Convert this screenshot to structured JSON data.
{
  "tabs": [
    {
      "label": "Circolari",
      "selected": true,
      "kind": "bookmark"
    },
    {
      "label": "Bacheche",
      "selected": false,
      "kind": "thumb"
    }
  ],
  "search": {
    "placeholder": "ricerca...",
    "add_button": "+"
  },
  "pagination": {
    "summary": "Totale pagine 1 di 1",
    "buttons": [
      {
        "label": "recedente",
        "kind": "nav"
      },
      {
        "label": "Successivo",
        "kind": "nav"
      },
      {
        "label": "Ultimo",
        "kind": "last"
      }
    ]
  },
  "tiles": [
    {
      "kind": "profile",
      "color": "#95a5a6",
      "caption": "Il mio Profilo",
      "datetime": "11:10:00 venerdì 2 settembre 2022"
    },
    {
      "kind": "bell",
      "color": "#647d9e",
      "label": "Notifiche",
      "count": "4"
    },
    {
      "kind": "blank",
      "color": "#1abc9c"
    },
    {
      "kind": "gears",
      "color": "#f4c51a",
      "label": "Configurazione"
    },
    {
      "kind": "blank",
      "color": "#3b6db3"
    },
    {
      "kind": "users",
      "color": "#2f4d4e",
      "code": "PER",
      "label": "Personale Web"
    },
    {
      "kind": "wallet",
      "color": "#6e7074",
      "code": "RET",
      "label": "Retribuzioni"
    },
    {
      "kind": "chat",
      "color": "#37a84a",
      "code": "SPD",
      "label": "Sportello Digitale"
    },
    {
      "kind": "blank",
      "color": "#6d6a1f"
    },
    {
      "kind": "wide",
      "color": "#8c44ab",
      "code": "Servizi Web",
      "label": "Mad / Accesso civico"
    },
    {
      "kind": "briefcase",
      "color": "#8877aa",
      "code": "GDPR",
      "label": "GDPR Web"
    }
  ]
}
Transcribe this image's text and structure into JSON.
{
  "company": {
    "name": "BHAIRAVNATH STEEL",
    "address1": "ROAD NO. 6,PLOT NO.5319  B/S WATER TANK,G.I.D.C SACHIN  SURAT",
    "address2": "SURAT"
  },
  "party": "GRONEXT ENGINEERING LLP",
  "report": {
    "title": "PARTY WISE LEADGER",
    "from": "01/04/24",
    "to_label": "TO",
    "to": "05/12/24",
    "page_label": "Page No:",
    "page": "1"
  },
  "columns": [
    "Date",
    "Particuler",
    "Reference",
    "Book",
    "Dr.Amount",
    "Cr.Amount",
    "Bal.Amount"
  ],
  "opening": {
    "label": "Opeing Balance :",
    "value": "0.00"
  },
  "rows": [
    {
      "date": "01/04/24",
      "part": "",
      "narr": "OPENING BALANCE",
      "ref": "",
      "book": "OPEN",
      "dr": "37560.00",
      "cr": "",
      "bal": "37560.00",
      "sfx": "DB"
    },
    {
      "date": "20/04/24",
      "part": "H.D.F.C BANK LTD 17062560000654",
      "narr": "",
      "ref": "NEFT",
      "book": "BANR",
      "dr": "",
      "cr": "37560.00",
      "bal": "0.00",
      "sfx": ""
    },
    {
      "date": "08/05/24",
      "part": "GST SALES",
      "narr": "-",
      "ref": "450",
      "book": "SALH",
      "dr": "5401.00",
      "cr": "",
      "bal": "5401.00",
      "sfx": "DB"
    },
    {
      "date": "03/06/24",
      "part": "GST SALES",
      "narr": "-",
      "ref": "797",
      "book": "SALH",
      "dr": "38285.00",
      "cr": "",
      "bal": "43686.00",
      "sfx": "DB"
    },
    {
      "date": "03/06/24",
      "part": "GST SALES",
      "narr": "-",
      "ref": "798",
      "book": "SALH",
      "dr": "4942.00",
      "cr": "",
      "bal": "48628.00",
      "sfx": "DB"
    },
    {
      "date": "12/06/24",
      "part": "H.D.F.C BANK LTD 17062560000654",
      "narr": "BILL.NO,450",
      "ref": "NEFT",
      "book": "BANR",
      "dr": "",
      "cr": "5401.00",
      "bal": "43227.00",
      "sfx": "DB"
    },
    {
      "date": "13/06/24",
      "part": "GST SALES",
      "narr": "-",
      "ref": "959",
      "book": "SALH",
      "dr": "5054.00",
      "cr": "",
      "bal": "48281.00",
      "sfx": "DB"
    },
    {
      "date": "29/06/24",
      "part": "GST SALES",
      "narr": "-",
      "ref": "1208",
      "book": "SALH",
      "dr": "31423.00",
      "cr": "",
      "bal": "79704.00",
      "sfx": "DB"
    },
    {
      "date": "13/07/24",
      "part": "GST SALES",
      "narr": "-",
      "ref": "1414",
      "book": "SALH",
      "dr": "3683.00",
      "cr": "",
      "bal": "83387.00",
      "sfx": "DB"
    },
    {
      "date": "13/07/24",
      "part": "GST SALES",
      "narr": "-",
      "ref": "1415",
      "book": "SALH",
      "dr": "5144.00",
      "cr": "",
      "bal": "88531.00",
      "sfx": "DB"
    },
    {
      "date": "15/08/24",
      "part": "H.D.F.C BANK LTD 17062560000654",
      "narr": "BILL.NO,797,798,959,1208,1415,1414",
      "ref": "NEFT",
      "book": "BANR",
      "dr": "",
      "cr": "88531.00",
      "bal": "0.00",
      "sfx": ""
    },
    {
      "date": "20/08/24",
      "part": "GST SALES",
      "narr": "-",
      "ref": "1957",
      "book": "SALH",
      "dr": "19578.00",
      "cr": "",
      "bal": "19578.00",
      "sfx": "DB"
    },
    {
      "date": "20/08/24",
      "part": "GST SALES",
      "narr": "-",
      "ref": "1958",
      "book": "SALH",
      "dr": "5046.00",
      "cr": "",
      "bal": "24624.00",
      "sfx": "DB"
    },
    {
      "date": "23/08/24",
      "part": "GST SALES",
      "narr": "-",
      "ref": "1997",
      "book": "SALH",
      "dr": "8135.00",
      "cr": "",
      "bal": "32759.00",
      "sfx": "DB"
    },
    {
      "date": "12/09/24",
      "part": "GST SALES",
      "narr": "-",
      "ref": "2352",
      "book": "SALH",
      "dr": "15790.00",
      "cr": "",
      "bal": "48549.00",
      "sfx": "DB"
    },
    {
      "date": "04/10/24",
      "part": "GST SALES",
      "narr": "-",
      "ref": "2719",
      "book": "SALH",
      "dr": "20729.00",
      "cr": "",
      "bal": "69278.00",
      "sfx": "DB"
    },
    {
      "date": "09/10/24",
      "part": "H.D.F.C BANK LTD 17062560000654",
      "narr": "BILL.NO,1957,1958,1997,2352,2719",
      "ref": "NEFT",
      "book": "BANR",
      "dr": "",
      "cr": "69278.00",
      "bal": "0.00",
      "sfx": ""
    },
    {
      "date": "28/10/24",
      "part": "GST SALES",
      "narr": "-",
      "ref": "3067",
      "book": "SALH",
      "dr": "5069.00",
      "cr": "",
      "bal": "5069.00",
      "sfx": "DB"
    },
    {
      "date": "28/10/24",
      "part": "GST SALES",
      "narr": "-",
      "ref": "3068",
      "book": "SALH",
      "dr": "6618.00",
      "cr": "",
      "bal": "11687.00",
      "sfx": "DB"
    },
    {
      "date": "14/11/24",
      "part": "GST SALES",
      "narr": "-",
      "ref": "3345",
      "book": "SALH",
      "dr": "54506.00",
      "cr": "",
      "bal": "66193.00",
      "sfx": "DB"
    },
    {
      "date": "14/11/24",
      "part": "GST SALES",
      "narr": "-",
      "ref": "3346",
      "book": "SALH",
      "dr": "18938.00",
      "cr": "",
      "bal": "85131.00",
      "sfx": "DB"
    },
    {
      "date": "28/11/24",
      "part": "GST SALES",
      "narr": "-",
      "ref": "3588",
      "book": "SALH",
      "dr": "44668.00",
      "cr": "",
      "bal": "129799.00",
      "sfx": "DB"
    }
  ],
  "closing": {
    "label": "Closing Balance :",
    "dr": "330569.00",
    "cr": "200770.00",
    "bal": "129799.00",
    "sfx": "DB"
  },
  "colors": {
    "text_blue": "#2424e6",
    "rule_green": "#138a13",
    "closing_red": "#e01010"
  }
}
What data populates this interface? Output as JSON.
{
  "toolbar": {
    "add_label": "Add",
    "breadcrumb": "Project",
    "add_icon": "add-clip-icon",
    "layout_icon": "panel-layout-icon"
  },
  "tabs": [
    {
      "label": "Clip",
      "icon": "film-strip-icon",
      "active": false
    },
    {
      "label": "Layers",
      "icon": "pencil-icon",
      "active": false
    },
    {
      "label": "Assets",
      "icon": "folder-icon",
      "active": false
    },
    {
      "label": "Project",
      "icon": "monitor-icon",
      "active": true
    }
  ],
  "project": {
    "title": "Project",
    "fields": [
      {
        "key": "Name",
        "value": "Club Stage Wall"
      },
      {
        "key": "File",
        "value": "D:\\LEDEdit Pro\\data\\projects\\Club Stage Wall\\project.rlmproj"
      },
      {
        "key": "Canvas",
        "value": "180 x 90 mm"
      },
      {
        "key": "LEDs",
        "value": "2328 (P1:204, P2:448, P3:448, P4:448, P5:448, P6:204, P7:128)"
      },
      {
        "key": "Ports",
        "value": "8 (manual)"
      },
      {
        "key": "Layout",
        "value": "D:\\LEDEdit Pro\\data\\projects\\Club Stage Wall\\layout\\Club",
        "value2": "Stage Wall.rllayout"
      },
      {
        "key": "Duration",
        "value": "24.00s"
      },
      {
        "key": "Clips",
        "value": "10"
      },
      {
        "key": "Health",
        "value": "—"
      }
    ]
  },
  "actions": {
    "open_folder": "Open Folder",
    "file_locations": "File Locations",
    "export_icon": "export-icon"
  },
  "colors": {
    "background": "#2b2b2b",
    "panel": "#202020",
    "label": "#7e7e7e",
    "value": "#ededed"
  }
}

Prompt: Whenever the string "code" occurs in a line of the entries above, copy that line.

Solution below:
      "code": "PER",
      "code": "RET",
      "code": "SPD",
      "code": "Servizi Web",
      "code": "GDPR",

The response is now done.